Whatever problems the Dallas Cowboys had moving the ball in preseason games, he was confident of working them out because, he said repeatedly, he treats practices as if they're games, even in training camp.
Considering the success Romo has had as a starter in September the past three seasons, maybe there really is nothing to worry about for the Cowboys.
Romo, the undrafted free agent turned record-setting quarterback and three-time Pro Bowler, knows the significance of a strong start.
"I just think it's important to the season," Romo said. "You know how it goes if you don't start off winning football games."
Especially when there are Super Bowl expectations and the unique opportunity to become the first host team to play in the championship game, though Romo insists that doesn't really change anything.
"There's pressure to perform every year," Romo said.
Romo is 9-2 in September games since 2007, his first full season as a starting quarterback.
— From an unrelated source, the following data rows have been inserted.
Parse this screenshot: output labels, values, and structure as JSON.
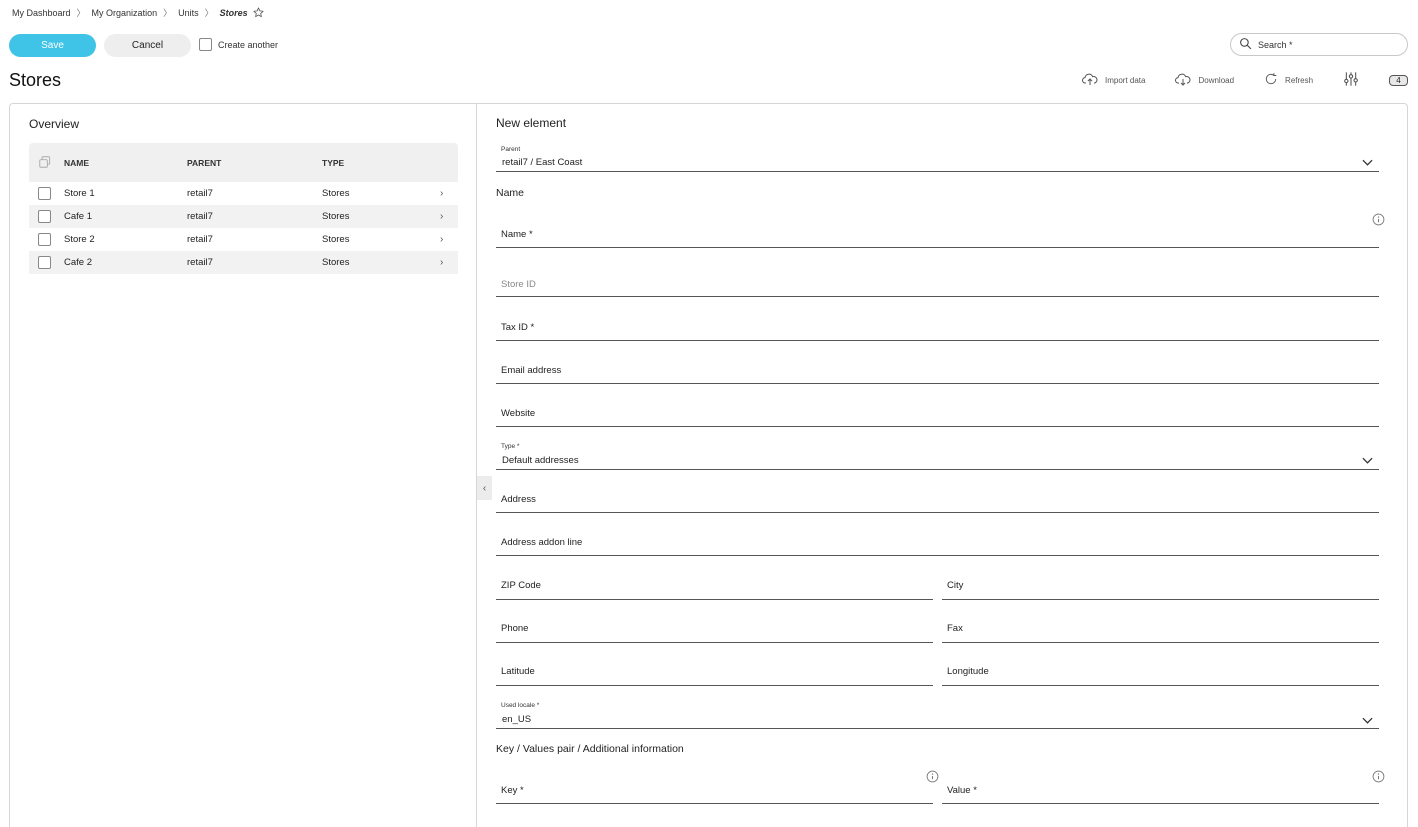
{
  "breadcrumb": {
    "items": [
      "My Dashboard",
      "My Organization",
      "Units"
    ],
    "current": "Stores",
    "separator": "〉"
  },
  "toolbar": {
    "save_label": "Save",
    "cancel_label": "Cancel",
    "create_another_label": "Create another",
    "search_placeholder": "Search *"
  },
  "page": {
    "title": "Stores"
  },
  "actions": {
    "import_label": "Import data",
    "download_label": "Download",
    "refresh_label": "Refresh",
    "filter_count": "4"
  },
  "overview": {
    "title": "Overview",
    "columns": {
      "name": "NAME",
      "parent": "PARENT",
      "type": "TYPE"
    },
    "rows": [
      {
        "name": "Store 1",
        "parent": "retail7",
        "type": "Stores"
      },
      {
        "name": "Cafe 1",
        "parent": "retail7",
        "type": "Stores"
      },
      {
        "name": "Store 2",
        "parent": "retail7",
        "type": "Stores"
      },
      {
        "name": "Cafe 2",
        "parent": "retail7",
        "type": "Stores"
      }
    ]
  },
  "form": {
    "title": "New element",
    "parent_label": "Parent",
    "parent_value": "retail7 / East Coast",
    "name_section": "Name",
    "name_label": "Name *",
    "store_id_placeholder": "Store ID",
    "tax_id_label": "Tax ID *",
    "email_label": "Email address",
    "website_label": "Website",
    "type_label": "Type *",
    "type_value": "Default addresses",
    "address_label": "Address",
    "address_addon_label": "Address addon line",
    "zip_label": "ZIP Code",
    "city_label": "City",
    "phone_label": "Phone",
    "fax_label": "Fax",
    "latitude_label": "Latitude",
    "longitude_label": "Longitude",
    "locale_label": "Used locale *",
    "locale_value": "en_US",
    "kv_section": "Key / Values pair / Additional information",
    "key_label": "Key *",
    "value_label": "Value *"
  },
  "colors": {
    "accent": "#3fc3e6",
    "cancel_bg": "#eeeeee",
    "row_alt": "#f2f2f2"
  }
}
He has won all three of his season openers.
Only Brett Favre has won that many opening-month games in that span, falling to 9-3 after Minnesota's 14-9 loss to New Orleans in the NFL opener Thursday night.
Both of Romo's September setbacks have been two-point losses at home against NFC East rivals. He is 5-0 the first month of the season on the road, and that's where Dallas opens the season Sunday night -- in Washington against Donovan McNabb and the Redskins.
New Redskins coach Mike Shanahan was still in Denver in 2003 when Romo was an undrafted quarterback out of FCS school Eastern Illinois. That is the same college attended by Shanahan and Sean Payton, then the Cowboys offensive coordinator and now the Super Bowl-winning head coach for the New Orleans Saints.
"It still doesn't seem right," Shanahan said with a chuckle this week. "I was bragging to my coaches, I've got an Eastern Illinois tie. ... Sean steals him from me. I still give Sean a hard time about that."
That hasn't changed Shanahan's appreciation for Romo and how the quarterback handles himself on and off the field.
"He's just got a great feel for the game, he's got a great sense of timing. He can escape the rush, he can make plays when there's nothing there," Shanahan said. "I love his personality, his leadership. I think the world of him."
"I don't think about that stuff," Romo said. "That's just for people to talk about. It's just about winning and trying to be as good as you can be."
Finally last season, on his third try, Romo won a playoff game. That alone will change the way some people perceive him.
Especially when it counts.
Romo and the starting offense managed only one touchdown drive in four preseason games, and that covered only 8 yards. The No. 1 unit twice had turnovers in the red zone in its last preseason game against Houston nearly two weeks ago.
Still, Romo doesn't seem too worried about any of that.
"The thing I do know is over time, if you're able to do it consistently in practice, it usually shows up in the games," said Romo, indicating that everything has been good on the practice field.
Getting off to another strong start is essential for the Cowboys, especially considering their schedule down the stretch.
Dallas doesn't face a playoff team from last season until going to Minnesota in its fifth game, then three weeks later at Green Bay.
The Cowboys' last game before Thanksgiving is against Detroit, then things could really get difficult. They play last season's Super Bowl teams, New Orleans and Indianapolis, in consecutive weeks to start a closing six-game span against five opponents who won at least 10 games and went to the playoffs last season .
"That's exactly what it is," Romo said. "You're not going to win a Super Bowl every year. But you can put your team in position to have a chance to play for the Super Bowl every year."
Based on what he's done so far, there's no reason to believe Romo and the Cowboys won't start off in the right direction.
Copyright 2010 by The Associated Press